When I was younger and long before I became trained in domestic violence, those were some statements I made to people who claimed to have been stuck in abusive relationships. I am not proud of my former views on abuse victims and admit that I had a more conservative victim-blaming mentality. Through education and exposure to domestic violence firsthand over the years my paradigm has shifted to a trauma-informed approach and I hope that our readers will follow these tips to helping your friends and family members in these situations.

1. Victims know their abusers best. If you suspect a loved one is a victim of domestic violence, it is important to be patient for several reasons. Those that are still in abusive relationships may display readiness issues and if they are already being controlled by their abusive partner, the last thing they want is to feel like they are being controlled by others. Approaching a victim with a “know-it-all” mentality could drive them further into a corner, and it might make them defend their abuser. You have to trust them in order for them to trust you.

2. Try to maintain contact with your loved one. Start off by asking basic questions such as how they are doing. If they do not feel like talking as much, let them know it’s okay and that you will be there for them. Do not pressure them to come forward with intimate details; they will reach out for help when they are comfortable and ready.

3. Demonstrate empathetic listening, not judgment. Words of encouragement, support, and validation are effective at giving your loved one power to leave themselves rather than the victims feeling pressured to leave. Instead of saying, “Why don’t you just leave?,” say, “I’m so sorry that this is happening. I’m here for you and I am available if you need any help.”

4. If your loved one is ready to leave and needs help leaving or fleeing, work together to create a safety plan for any possible scenario. Safety plans vary for every victim because every relationship dynamic is different. Things to consider when safety planning include but are not limited to:

  • Physical Safety – Where is a safe place for you and/or your children? Where can you go to if you need to flee right away?

  • Communication – Can you turn off my GPS or location tracker? Are your texts and calls being monitored?

  • Finances – Where can you store cash? Are your debit/credit cards being tracked?

  • Transportation – Do you have enough gas in the tank to drive away? Does your abuser have spare keys? What do you do if you cannot take the bus?

  • If possible, can you notify more friends, neighbors, family members, or coworkers of the situation and ask them for additional assistance such as holding on to documents or allowing you to stay in their home.

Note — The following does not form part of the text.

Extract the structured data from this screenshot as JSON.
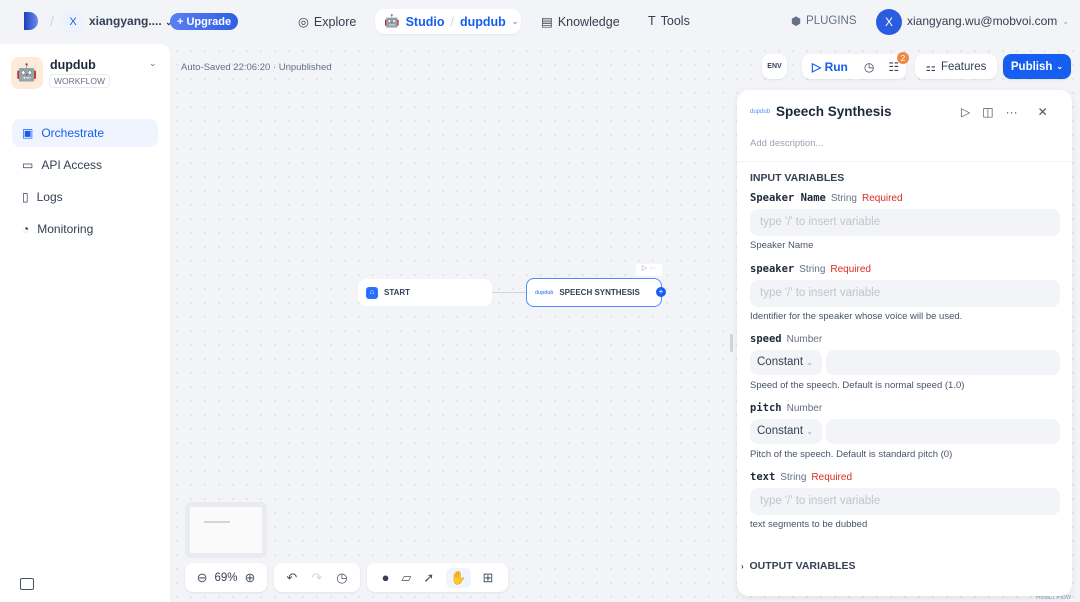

It’s difficult for victims of domestic violence to reach out for help, let alone come forward with the details of their intimate relationships. With support and encouragement, victims can transition to survivors and begin the next chapter in their lives in a healthy environment.

For more information on this topic, we encourage you to also check out “Healing from Sexual Violence: How Friends and Family Can Help” from Medium.